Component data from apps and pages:
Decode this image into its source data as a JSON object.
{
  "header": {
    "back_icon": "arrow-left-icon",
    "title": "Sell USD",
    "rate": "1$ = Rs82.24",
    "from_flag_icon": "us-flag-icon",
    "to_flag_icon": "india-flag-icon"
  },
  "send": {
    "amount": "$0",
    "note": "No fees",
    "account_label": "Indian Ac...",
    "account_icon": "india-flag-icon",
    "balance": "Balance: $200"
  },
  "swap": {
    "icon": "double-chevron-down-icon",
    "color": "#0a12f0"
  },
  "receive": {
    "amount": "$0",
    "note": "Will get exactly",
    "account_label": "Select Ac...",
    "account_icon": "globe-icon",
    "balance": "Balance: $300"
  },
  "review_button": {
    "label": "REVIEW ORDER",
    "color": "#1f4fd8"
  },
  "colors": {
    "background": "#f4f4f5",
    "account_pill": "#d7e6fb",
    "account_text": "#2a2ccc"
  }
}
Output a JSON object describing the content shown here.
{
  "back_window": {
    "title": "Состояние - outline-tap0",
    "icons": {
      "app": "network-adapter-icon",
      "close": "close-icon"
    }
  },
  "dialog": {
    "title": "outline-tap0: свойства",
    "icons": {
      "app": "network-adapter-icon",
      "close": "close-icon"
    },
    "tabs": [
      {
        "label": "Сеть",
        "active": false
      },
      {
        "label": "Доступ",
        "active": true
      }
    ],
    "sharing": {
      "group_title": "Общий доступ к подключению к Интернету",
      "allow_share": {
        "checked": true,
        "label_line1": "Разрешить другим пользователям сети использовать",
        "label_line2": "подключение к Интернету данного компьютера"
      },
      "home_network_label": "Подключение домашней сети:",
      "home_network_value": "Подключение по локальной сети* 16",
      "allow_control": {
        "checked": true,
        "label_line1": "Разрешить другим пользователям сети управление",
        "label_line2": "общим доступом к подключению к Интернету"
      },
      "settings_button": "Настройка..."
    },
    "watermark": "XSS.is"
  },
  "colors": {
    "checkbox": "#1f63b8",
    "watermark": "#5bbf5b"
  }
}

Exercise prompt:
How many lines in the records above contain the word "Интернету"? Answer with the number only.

Result for this task:
3